My modified template using the Cornell method can be downloaded here MEETING NOTES.DOC. It is in Microsoft .doc format so you can easily modify it to meet your needs.
The only deviations from the standard Cornell note-taking method I use are:
- A modified header to include the meeting name, or topic I am taking notes on and the date.
- A modified footer that includes a place to write the folder this note will go in and a place to assign a page number when I put it in a binder.
Here are links to several other templates that use the Cornell method.
Cornell Notes B&W – Microsoft Word
How to create a Cornell notes template – Microsoft Word
Cornell note-taking lined paper PDF generator – customize your own PDF
Using Note-Taking Cues
Cues are helpful to add when taking notes or when reviewing them. Cues allow you to classify your notes for easier review and follow-up. If your note-taking media is not already formatted for cues, such as the Cornell method simply draw a line about 2.5 inches from the left side of your paper or write your notes 2.5 inches to the right. This leaves room for cues on the left side.
Your cues can be symbols or words. Here are some common cues.
- [ ] – a square check box notes a to-do item
- ( ) – a circle indicates a task to be assigned or delegated to someone else
- * – an asterisk notes an important piece of information
- ? – a question mark is for an item that needs to be asked about or researched
- !ACTION – something that requires your immediate action
- FOLLOW-UP – obviously something you need to follow-up on
- TO-DO – something you need to add to your task list
Review Your Notes
Many skip the most important reason to take notes by not reviewing them. Regardless of how you take notes or what media you use review is the most important part of the note-taking process. It is where you take action, follow-up, send an email, delegate, create a task or any other action that your note-taking has produced.
You should set aside time each day to review your notes.
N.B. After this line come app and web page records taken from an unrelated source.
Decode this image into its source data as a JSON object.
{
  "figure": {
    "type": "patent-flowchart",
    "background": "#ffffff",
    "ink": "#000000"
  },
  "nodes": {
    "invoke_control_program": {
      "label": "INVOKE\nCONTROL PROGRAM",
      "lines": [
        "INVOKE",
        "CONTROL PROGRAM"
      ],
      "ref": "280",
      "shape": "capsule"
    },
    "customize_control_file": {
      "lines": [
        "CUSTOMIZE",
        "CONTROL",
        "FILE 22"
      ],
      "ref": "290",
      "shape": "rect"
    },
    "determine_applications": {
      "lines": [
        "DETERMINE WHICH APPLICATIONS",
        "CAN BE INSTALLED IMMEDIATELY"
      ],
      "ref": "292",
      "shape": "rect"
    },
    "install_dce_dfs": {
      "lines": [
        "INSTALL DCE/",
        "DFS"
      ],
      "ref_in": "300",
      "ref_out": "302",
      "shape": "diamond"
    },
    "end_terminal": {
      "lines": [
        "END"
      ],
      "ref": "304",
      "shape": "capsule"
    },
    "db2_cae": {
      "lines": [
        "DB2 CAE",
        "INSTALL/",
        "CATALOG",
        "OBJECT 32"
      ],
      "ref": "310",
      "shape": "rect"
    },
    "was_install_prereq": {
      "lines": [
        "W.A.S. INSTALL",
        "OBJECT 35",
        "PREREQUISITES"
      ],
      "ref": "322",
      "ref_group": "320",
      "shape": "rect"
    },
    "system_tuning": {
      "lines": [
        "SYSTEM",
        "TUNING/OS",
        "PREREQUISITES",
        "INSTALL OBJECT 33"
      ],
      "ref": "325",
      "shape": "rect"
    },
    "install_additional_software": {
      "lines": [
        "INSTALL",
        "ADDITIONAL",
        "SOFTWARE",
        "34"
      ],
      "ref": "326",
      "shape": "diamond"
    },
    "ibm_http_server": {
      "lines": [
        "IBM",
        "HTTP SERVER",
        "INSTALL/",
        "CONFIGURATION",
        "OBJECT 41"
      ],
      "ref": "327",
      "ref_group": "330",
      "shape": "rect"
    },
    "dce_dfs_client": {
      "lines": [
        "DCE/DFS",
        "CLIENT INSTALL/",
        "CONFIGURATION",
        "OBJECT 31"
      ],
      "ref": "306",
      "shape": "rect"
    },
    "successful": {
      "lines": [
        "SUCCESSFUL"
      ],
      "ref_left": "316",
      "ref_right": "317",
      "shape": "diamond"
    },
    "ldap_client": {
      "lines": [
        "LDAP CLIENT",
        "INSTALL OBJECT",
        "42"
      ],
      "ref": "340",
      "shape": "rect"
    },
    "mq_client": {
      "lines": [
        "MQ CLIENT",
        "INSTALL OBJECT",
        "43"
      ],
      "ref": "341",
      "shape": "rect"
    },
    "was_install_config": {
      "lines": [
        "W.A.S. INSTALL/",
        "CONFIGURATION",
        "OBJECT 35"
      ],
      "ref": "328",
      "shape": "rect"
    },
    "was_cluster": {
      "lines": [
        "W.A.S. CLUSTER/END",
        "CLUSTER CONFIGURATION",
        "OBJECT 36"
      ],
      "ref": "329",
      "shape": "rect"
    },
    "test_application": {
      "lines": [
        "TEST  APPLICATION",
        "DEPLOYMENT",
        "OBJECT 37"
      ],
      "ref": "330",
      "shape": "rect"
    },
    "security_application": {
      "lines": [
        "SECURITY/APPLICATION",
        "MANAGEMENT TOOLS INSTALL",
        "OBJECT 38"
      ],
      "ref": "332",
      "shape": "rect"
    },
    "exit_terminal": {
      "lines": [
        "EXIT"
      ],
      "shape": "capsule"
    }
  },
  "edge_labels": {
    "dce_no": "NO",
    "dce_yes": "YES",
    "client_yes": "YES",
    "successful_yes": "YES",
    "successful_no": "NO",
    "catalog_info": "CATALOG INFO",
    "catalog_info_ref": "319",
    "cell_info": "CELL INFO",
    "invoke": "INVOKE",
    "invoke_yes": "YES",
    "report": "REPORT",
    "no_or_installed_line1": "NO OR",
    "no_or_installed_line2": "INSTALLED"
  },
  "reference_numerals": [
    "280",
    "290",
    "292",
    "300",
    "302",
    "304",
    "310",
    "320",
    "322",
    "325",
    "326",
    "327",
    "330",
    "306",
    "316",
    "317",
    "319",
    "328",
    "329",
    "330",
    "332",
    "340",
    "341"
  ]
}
The best time is immediately after the meeting while it is still fresh in your mind. One of the things I like about using a specific sheet for each meeting is it greatly reduces the amount of time I spend reviewing notes. I have no need to transfer them to another media. I just file them in the folder for that topic in my information management system after review.
Here are some reasons and actions that come from reviewing your notes.
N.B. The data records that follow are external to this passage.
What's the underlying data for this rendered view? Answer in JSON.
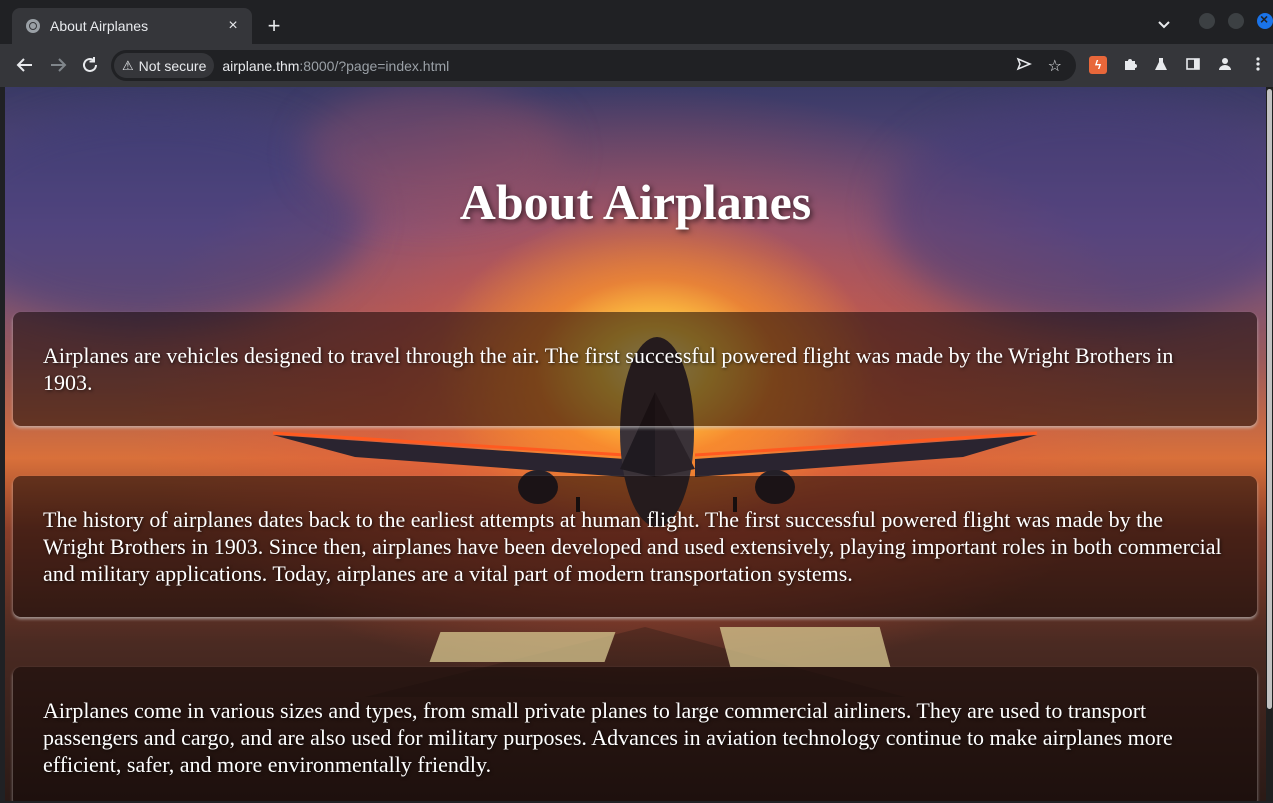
{
  "browser": {
    "tab_title": "About Airplanes",
    "tab_close": "×",
    "new_tab": "+",
    "security_label": "Not secure",
    "url_host": "airplane.thm",
    "url_rest": ":8000/?page=index.html",
    "icons": [
      "back-icon",
      "forward-icon",
      "reload-icon",
      "warning-icon",
      "send-icon",
      "star-icon",
      "burp-extension-icon",
      "puzzle-icon",
      "flask-icon",
      "side-panel-icon",
      "profile-icon",
      "menu-icon"
    ]
  },
  "page": {
    "title": "About Airplanes",
    "paragraphs": [
      "Airplanes are vehicles designed to travel through the air. The first successful powered flight was made by the Wright Brothers in 1903.",
      "The history of airplanes dates back to the earliest attempts at human flight. The first successful powered flight was made by the Wright Brothers in 1903. Since then, airplanes have been developed and used extensively, playing important roles in both commercial and military applications. Today, airplanes are a vital part of modern transportation systems.",
      "Airplanes come in various sizes and types, from small private planes to large commercial airliners. They are used to transport passengers and cargo, and are also used for military purposes. Advances in aviation technology continue to make airplanes more efficient, safer, and more environmentally friendly."
    ]
  }
}
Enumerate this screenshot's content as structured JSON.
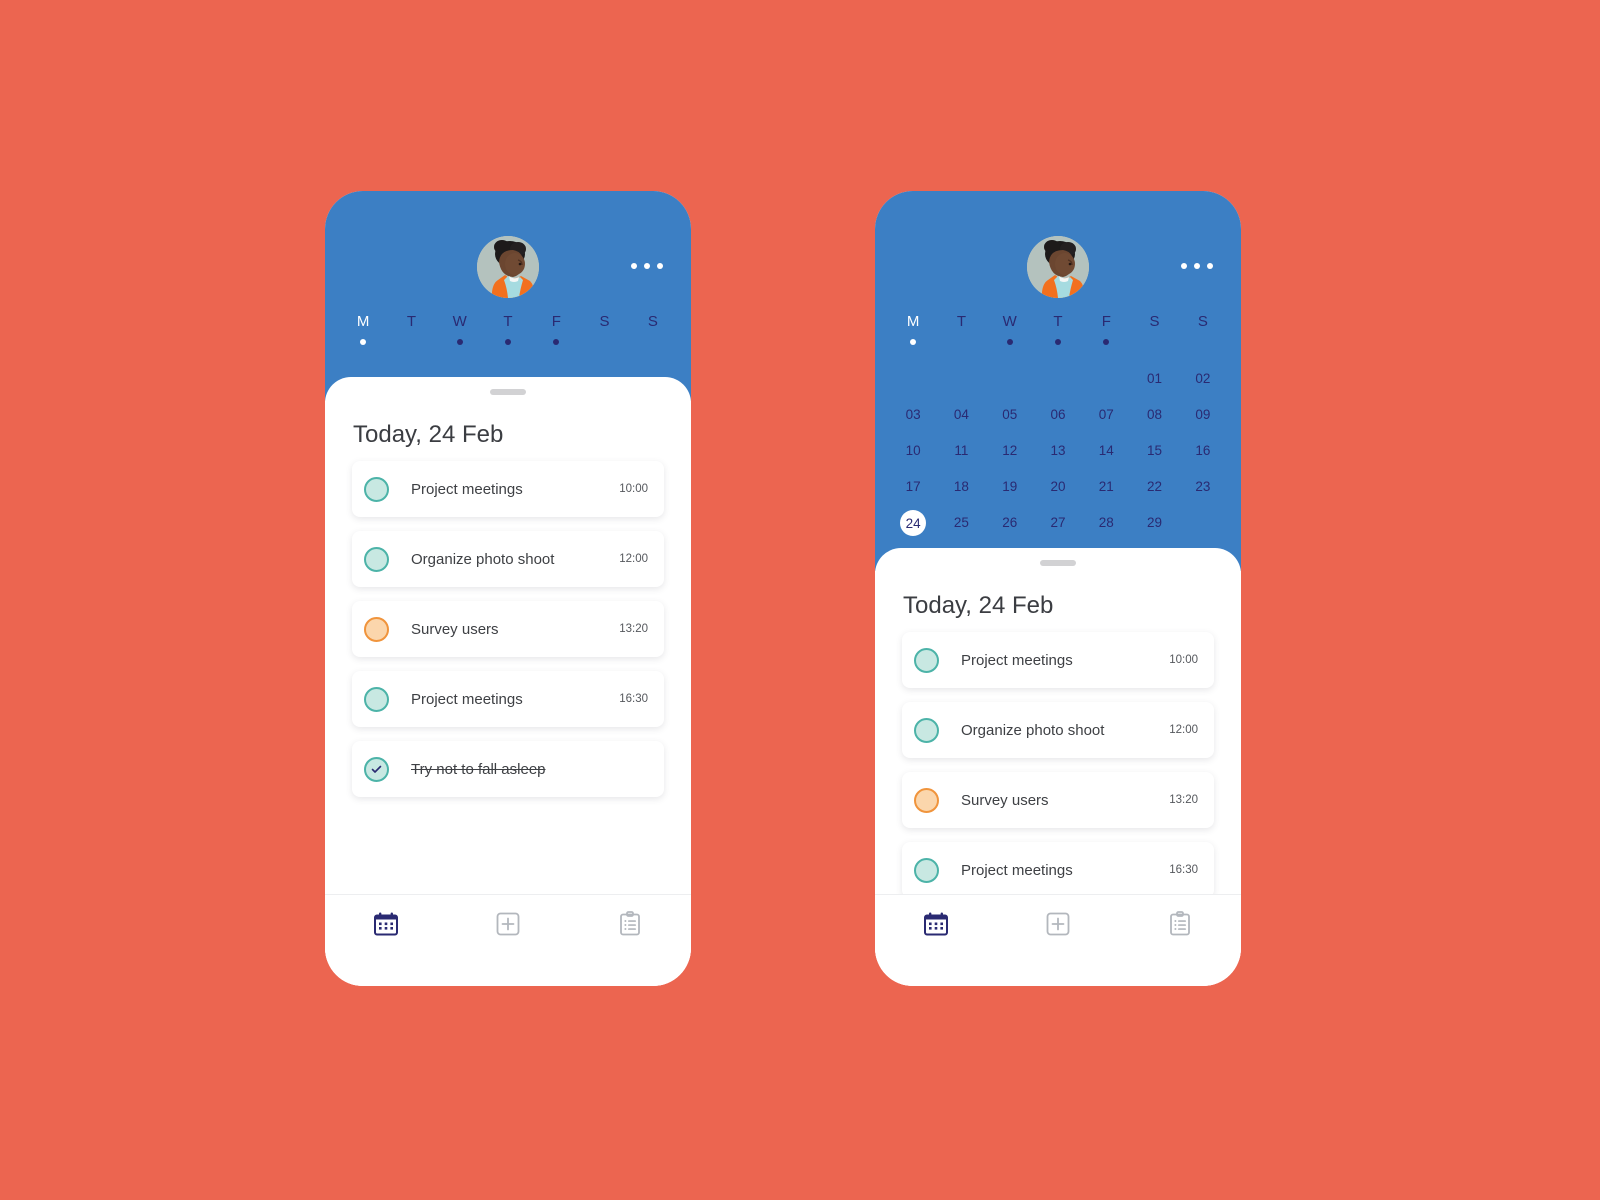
{
  "meta": {
    "background_color": "#ec6550",
    "header_color": "#3c7fc4",
    "accent_navy": "#2a2a72",
    "teal_fill": "#c8e8e2",
    "teal_border": "#4cb3a8",
    "orange_fill": "#fbd6ac",
    "orange_border": "#f0943c"
  },
  "header": {
    "avatar_alt": "user-avatar",
    "menu_icon": "more-options-icon",
    "weekdays": [
      {
        "letter": "M",
        "active": true,
        "has_dot": true
      },
      {
        "letter": "T",
        "active": false,
        "has_dot": false
      },
      {
        "letter": "W",
        "active": false,
        "has_dot": true
      },
      {
        "letter": "T",
        "active": false,
        "has_dot": true
      },
      {
        "letter": "F",
        "active": false,
        "has_dot": true
      },
      {
        "letter": "S",
        "active": false,
        "has_dot": false
      },
      {
        "letter": "S",
        "active": false,
        "has_dot": false
      }
    ]
  },
  "calendar": {
    "weeks": [
      [
        "",
        "",
        "",
        "",
        "",
        "01",
        "02"
      ],
      [
        "03",
        "04",
        "05",
        "06",
        "07",
        "08",
        "09"
      ],
      [
        "10",
        "11",
        "12",
        "13",
        "14",
        "15",
        "16"
      ],
      [
        "17",
        "18",
        "19",
        "20",
        "21",
        "22",
        "23"
      ],
      [
        "24",
        "25",
        "26",
        "27",
        "28",
        "29",
        ""
      ]
    ],
    "selected_day": "24"
  },
  "sheet": {
    "title": "Today, 24 Feb",
    "handle": "drag-handle"
  },
  "tasks_left": [
    {
      "label": "Project meetings",
      "time": "10:00",
      "color": "teal",
      "done": false
    },
    {
      "label": "Organize photo shoot",
      "time": "12:00",
      "color": "teal",
      "done": false
    },
    {
      "label": "Survey users",
      "time": "13:20",
      "color": "orange",
      "done": false
    },
    {
      "label": "Project meetings",
      "time": "16:30",
      "color": "teal",
      "done": false
    },
    {
      "label": "Try not to fall asleep",
      "time": "",
      "color": "teal",
      "done": true
    }
  ],
  "tasks_right": [
    {
      "label": "Project meetings",
      "time": "10:00",
      "color": "teal",
      "done": false
    },
    {
      "label": "Organize photo shoot",
      "time": "12:00",
      "color": "teal",
      "done": false
    },
    {
      "label": "Survey users",
      "time": "13:20",
      "color": "orange",
      "done": false
    },
    {
      "label": "Project meetings",
      "time": "16:30",
      "color": "teal",
      "done": false
    }
  ],
  "bottom_nav": [
    {
      "icon": "calendar-icon",
      "active": true
    },
    {
      "icon": "plus-icon",
      "active": false
    },
    {
      "icon": "clipboard-icon",
      "active": false
    }
  ]
}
- If you take great notes, but never review them then you end up with a notebook or folder full of notes that nothing ever comes out of.
- Create a task with a reminder for something you need to follow-up on.
- Take care of action items right away or add them to your tasks so they will not be forgotten.
- Send a needed email or make a phone call as a result of your meeting with your notes for reference.
- Reviewing notes after a meeting allows you to reflect which may bring up more ideas or notes to add.
For managers note-taking has become and essential skill that needs to be mastered. Note-taking keeps you engaged in a meeting, shows your boss and others you have an interest in what is being said, and records important information you may need later to reference or take action on.
You should create your own best practice for note-taking since no one method fits all needs or circumstances. The Cornell note-taking method is a good format to use to create your own template for note-taking media. For me using a single sheet or multiple sheets for those detailed meetings is preferable to writing everything in one notebook. The main reasons are all of my notes are not lumped together in one notebook, it saves review time and can be filed in an information management system for quick and easy access.
Reviewing notes is the most important part of note-taking. Regardless of what method or media you use, if you do not review your notes you will end up with a notebook full of notes that nothing productive ever comes out of. Review your notes as soon as possible after a meeting and take actions while the meeting is still fresh in your mind.
You can download my modified Cornell note template MEETING NOTES.DOC as an example. Feel free to modify it to meet your needs. Share with us some of your note-taking best practices in the comments.